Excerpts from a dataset

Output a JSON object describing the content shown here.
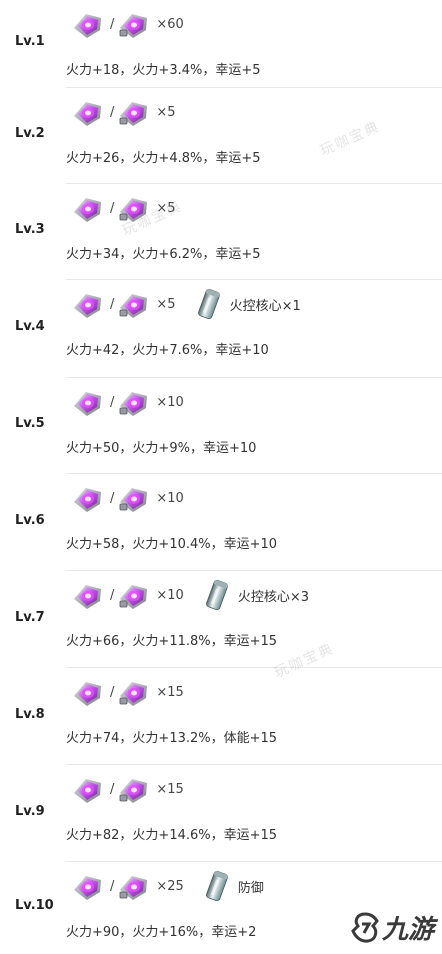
{
  "rows": [
    {
      "level": "Lv.1",
      "qty": "×60",
      "core": "",
      "stats": "火力+18，火力+3.4%，幸运+5"
    },
    {
      "level": "Lv.2",
      "qty": "×5",
      "core": "",
      "stats": "火力+26，火力+4.8%，幸运+5"
    },
    {
      "level": "Lv.3",
      "qty": "×5",
      "core": "",
      "stats": "火力+34，火力+6.2%，幸运+5"
    },
    {
      "level": "Lv.4",
      "qty": "×5",
      "core": "火控核心×1",
      "stats": "火力+42，火力+7.6%，幸运+10"
    },
    {
      "level": "Lv.5",
      "qty": "×10",
      "core": "",
      "stats": "火力+50，火力+9%，幸运+10"
    },
    {
      "level": "Lv.6",
      "qty": "×10",
      "core": "",
      "stats": "火力+58，火力+10.4%，幸运+10"
    },
    {
      "level": "Lv.7",
      "qty": "×10",
      "core": "火控核心×3",
      "stats": "火力+66，火力+11.8%，幸运+15"
    },
    {
      "level": "Lv.8",
      "qty": "×15",
      "core": "",
      "stats": "火力+74，火力+13.2%，体能+15"
    },
    {
      "level": "Lv.9",
      "qty": "×15",
      "core": "",
      "stats": "火力+82，火力+14.6%，幸运+15"
    },
    {
      "level": "Lv.10",
      "qty": "×25",
      "core": "防御",
      "stats": "火力+90，火力+16%，幸运+2"
    }
  ],
  "separator": "/",
  "watermark": "玩咖宝典",
  "logo_text": "九游",
  "colors": {
    "gem": "#b14fe0",
    "core": "#8fb4bc"
  }
}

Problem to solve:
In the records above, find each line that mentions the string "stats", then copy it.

Task response:
      "stats": "火力+18，火力+3.4%，幸运+5"
      "stats": "火力+26，火力+4.8%，幸运+5"
      "stats": "火力+34，火力+6.2%，幸运+5"
      "stats": "火力+42，火力+7.6%，幸运+10"
      "stats": "火力+50，火力+9%，幸运+10"
      "stats": "火力+58，火力+10.4%，幸运+10"
      "stats": "火力+66，火力+11.8%，幸运+15"
      "stats": "火力+74，火力+13.2%，体能+15"
      "stats": "火力+82，火力+14.6%，幸运+15"
      "stats": "火力+90，火力+16%，幸运+2"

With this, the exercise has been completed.